Moving along with the evening, he begins to read from his book. The Beast Side: Living and Dying while Black in America is a collection of essays and stories from Watkins’ real life. The topics range from Food, “Black on Black crime,” police brutality to street harassment. The books, he said, “things I wanted to learn from [ages] 5-25 that no one ever told me. Watkins creates stories that are bigger than himself, traveling throughout the nation, creating a voice for African-Americans in Baltimore and in America. This book, as he describes, is not only for people from “rough” neighborhoods who are misrepresented or underrepresented but also for a person from a rich suburb with health food markets around the corner who doesn’t understand life in East or West Baltimore.

This book represents the people who live in urban communities who often misjudged and ignored by media until something involving “Black on Black” crime or robbery happens. Watkins read through the introduction of his book, giving the audience this to think about, “African-Americans are about as safe as a chunk of steak in a den full of starving lions.” Furthermore, Watkins encouraged the audience to do more than protest, although he is certainly not against protesting. He put things into perspective by telling a story of a phone call he received. A friend called him, telling him to wear all black. They would meet on North Avenue to lay down in traffic. Watkins said no, telling his friend to imagine the person who works at Walmart who tells their boss, “I can’t make it to work because of a traffic jam or the street is blocked off.” Watkins delivered one line: Dan- generic manager name- just cancelled their Christmas. Furthermore, he added that any person who didn’t care for the cause could easily run their car over one of the protestors in the street and get away with it. He decided against it.

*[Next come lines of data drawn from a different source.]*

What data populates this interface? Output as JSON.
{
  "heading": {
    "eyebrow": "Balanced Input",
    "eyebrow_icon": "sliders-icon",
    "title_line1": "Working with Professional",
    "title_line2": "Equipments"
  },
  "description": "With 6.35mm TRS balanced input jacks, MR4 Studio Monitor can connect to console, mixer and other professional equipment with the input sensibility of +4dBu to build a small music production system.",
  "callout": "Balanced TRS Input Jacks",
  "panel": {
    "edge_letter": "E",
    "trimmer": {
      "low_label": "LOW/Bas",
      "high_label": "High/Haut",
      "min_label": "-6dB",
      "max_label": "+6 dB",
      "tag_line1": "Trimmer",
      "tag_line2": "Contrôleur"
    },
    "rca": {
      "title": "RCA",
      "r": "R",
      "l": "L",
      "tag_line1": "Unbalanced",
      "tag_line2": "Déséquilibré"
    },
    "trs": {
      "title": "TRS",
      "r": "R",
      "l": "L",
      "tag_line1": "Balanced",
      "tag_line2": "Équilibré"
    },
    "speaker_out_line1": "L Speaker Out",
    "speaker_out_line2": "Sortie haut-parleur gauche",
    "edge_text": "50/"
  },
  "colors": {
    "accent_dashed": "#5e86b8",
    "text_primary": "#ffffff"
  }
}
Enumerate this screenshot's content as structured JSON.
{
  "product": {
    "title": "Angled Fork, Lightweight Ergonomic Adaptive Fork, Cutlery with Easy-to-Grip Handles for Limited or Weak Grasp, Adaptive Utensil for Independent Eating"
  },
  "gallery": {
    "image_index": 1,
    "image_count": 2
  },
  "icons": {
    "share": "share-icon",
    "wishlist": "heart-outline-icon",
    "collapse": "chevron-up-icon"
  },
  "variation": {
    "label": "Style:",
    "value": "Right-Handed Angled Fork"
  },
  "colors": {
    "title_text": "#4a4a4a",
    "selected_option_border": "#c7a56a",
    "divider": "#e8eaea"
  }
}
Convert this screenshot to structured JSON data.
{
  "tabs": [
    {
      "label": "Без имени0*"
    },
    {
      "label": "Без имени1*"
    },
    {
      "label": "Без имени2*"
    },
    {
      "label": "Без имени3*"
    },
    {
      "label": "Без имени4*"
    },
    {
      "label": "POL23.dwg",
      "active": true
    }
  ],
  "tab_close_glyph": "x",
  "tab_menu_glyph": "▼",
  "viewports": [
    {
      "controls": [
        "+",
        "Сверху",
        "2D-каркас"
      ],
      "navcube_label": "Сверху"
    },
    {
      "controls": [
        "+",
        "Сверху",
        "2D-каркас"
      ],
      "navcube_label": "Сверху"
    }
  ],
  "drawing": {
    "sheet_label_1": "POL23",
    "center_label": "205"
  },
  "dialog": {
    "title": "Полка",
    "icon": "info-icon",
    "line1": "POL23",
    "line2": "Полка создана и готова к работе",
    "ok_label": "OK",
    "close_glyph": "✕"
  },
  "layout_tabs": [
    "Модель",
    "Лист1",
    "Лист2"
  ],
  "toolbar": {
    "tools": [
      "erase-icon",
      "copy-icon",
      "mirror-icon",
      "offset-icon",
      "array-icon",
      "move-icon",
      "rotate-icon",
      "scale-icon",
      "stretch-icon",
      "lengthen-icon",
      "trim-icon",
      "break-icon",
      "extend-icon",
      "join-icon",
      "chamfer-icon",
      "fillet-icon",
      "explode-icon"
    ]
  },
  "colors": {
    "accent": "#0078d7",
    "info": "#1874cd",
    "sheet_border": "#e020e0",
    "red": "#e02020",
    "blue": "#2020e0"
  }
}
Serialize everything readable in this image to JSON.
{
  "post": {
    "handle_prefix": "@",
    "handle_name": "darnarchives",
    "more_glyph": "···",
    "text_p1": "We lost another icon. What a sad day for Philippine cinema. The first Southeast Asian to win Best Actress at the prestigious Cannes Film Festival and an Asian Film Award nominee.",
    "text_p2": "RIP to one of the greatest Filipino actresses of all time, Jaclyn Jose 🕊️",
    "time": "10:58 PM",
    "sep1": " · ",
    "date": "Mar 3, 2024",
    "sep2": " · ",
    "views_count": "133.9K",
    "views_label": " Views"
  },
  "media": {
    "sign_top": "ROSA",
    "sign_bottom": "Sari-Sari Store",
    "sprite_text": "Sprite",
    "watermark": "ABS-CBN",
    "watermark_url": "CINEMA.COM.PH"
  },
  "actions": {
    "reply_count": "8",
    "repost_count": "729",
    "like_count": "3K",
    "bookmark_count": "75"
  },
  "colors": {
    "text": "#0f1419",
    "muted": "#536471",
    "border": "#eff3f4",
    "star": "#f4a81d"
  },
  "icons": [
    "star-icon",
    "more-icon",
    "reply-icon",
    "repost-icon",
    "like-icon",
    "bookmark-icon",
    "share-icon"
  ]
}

Watkins presence is what college campuses need at this time because his work is raw and gritty. He is not afraid to be real and say what needs to be said about race relations in America. Aside from telling the stories of the ignored, he wrote this book because as a teacher, his goal is to promote literacy and make a big difference in the lives of children. Children from East Baltimore just like him. Often he asks his students what they are currently reading, outside of school and they say nothing. He wants to change this. Watkins wants people to ask themselves, “what can we do to make a difference?” “How help the community?” After he read passages from his book, there were questions from the audience members. He was asked about the debate between black lives matter and all lives matter to which he responded: “Black lives matter is a key movement in the modern civil rights movement. All lives matter people wanted attention and to be seen. Black lives matter is pushing the Black experience forward in American. I honor and support them. When the police killed a white kid the all live matter people didn’t show up.” The evening was filled with enlightenment and words of wisdom. Although Watkins said the America he wants to see won’t exist in his life time, he will continue to push for a better future.